European Union leaders sat down last week for what was supposed to be a summit meeting to discuss China, perhaps the biggest external economic and diplomatic challenge currently facing the EU.
Instead, they ended up talking about Brexit, again.
That UK lawmakers have spent the last 33 months since the country voted to leave the EU failing to agree on how to do so has thrown multiple spanners into the complicated workings of the bloc, whose leaders desperately need to hash out unified policies on a number of issues, but are instead constantly derailed by the one member state who, at least in theory, doesn’t want to be there.
Next month, Chinese Premier Li Keqiang will visit Brussels for a summit with European leaders, before heading for Croatia for a meeting with representatives of a organization of 16 central and eastern European countries, just the kind of grouping some fear could be used to split the wider EU.

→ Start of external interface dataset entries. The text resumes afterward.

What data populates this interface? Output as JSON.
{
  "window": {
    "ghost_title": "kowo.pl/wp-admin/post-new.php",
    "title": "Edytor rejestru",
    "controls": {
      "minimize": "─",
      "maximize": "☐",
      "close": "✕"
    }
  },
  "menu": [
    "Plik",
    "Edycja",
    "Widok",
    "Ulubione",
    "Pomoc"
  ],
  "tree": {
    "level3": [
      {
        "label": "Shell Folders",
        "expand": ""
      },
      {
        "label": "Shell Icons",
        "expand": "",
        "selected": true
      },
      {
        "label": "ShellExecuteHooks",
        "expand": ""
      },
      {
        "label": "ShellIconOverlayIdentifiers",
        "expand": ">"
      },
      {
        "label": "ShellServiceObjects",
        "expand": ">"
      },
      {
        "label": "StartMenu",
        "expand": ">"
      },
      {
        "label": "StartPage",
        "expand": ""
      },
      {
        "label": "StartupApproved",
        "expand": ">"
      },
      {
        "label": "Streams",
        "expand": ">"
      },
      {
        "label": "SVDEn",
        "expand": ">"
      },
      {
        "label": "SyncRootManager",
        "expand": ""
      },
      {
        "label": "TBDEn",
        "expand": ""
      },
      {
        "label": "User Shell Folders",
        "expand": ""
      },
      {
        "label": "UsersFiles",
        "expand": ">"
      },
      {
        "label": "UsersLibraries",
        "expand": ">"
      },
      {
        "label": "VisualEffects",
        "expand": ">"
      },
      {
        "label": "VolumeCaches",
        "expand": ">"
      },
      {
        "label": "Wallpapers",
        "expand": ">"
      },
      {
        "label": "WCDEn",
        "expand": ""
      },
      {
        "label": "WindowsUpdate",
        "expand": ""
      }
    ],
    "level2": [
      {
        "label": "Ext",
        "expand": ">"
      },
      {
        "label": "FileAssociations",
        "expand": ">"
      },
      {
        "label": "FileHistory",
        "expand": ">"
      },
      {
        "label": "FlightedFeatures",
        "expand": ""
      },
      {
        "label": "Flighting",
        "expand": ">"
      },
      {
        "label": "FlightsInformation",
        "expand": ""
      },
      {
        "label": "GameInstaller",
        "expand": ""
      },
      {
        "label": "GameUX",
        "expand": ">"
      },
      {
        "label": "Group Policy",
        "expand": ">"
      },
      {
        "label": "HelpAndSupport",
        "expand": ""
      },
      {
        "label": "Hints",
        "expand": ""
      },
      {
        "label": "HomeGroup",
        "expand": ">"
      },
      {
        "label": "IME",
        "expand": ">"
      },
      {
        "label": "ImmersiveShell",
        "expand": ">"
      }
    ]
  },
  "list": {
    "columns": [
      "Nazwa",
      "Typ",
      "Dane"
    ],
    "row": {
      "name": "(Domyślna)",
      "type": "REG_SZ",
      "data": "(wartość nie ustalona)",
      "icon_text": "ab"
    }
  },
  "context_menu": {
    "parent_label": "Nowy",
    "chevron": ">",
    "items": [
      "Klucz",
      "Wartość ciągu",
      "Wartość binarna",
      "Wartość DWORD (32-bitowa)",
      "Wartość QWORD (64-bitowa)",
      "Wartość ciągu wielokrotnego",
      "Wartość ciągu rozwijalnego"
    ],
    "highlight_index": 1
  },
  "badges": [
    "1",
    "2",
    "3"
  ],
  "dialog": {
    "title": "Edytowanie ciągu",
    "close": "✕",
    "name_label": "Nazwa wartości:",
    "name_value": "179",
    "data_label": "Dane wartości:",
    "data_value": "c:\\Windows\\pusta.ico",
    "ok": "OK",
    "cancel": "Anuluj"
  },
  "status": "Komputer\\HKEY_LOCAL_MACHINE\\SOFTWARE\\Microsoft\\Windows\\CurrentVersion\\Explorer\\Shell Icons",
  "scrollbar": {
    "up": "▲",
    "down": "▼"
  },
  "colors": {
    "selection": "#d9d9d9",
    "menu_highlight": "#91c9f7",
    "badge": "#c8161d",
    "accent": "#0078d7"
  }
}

Ahead of last week’s summit meeting, the European Commission said that China “is simultaneously a cooperation partner with whom the EU has closely aligned objectives, a negotiating partner, with whom the EU needs to find a balance of interests, an economic competitor in pursuit of technological leadership, and a systemic rival promoting alternative models of governance.”
China is the EU’s largest trading partner, while Europe is China’s second largest after the US, with over $1 billion in trade between the two parties done every day on average. Crafting a unified policy on how to interact with Beijing is a key issue for Brussels, and one the EU can hardly afford to screw up.
But there is considerable disagreement within the bloc on how to go about finding this balance, with some members, notably Germany, increasingly hawkish with regard to Beijing, both as an economic and security challenge, while other countries remain eager to embrace Chinese investment.